Police CPR preserves life, gives family more time
Published 12:20 am Saturday, February 26, 2022
VIDOR — The Vidor Police Department honored police officers Dakota Gaines, Brittany Haley and Sgt. Tom Meadows for their actions during a Life Saving Award Ceremony this week at Vidor City Hall.
On Dec. 20, Officer Gaines was dispatched to the 100 Block of North Lakeside in reference to a burglary of a building. Upon arrival, the officer witnessed the complainant walk from a building on the property and collapse.
The officer went to check on the complainant, thinking he had just stumbled on the rock surface. Upon contact with the complainant, the officer noticed the individual was unresponsive and having a difficult time breathing.
“This was my first time ever being in this situation,” Gaines said. “Nothing can prepare you for any real scenario, however, just knowing the basic life-saving skills can help.”
The officer checked for a pulse and did not locate one. At this time, Gaines initiated cardiopulmonary resuscitation (CPR).
He called out for backup on the radio and was soon joined by Officer Haley and Sgt. Meadows, who also assisted in CPR until the arrival of EMS.
“As a police officer and chief, I have heard many radio transmissions,” Chief Rod Carroll said. “I am able to recognize the stress in an officer’s voice when he is requesting assistance. The tower is only a short distance from the Vidor Police Department and at this time all available on-duty personal responded to help.”
CPR is a very tiring effort emotionally and physically, he said.
“Officers were able to rotate, giving chest compressions and rescue breaths until EMS arrived,” he said. “The efforts of these officers initiating immediate CPR and rescue breaths made the difference in the outcome of the patient recovering a pulse.”
This individual was transported to Christus St. Elizabeth Hospital with a pulse by Allegiance Ambulance Service and allowed him eight more days to say goodbye to his loved ones.

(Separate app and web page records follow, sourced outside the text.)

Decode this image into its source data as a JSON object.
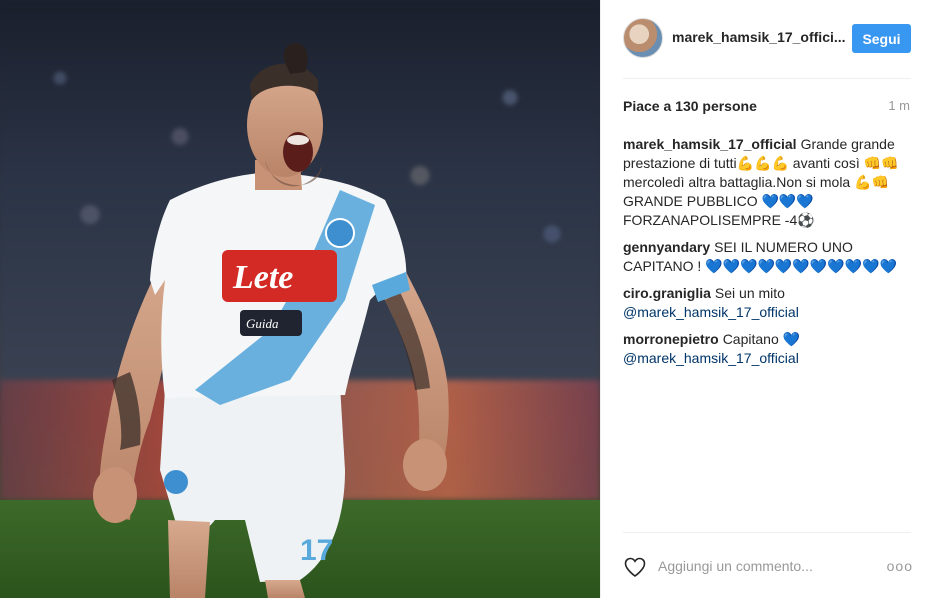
{
  "post": {
    "username": "marek_hamsik_17_offici...",
    "follow_label": "Segui",
    "likes": "Piace a 130 persone",
    "time_ago": "1 m",
    "jersey_sponsor": "Lete",
    "jersey_signature": "Guida"
  },
  "comments": [
    {
      "user": "marek_hamsik_17_official",
      "text": "Grande grande prestazione di tutti💪💪💪 avanti così 👊👊 mercoledì altra battaglia.Non si mola 💪👊 GRANDE PUBBLICO 💙💙💙 FORZANAPOLISEMPRE -4⚽",
      "mention": ""
    },
    {
      "user": "gennyandary",
      "text": "SEI IL NUMERO UNO CAPITANO ! 💙💙💙💙💙💙💙💙💙💙💙",
      "mention": ""
    },
    {
      "user": "ciro.graniglia",
      "text": "Sei un mito",
      "mention": "@marek_hamsik_17_official"
    },
    {
      "user": "morronepietro",
      "text": "Capitano 💙",
      "mention": "@marek_hamsik_17_official"
    }
  ],
  "composer": {
    "placeholder": "Aggiungi un commento...",
    "more_label": "ooo"
  },
  "colors": {
    "accent": "#3897f0",
    "mention": "#003569",
    "napoli_sky": "#5aa9dc"
  }
}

“As a Man, I have lost families and friends over the years,” Carroll said. “The worst part of losing a loved one unexpectedly is that you cannot say goodbye.
“This leaves a void in us that must be overcome but by the complainant surviving eight more days, this allowed his friends and family not to remember Christmas as a time of sorrow in which they lost a loved one and to have the opportunity to say goodbye.”
Gaines currently works as a patrolman for the Beaumont Police Department.
– By Sierra Kondos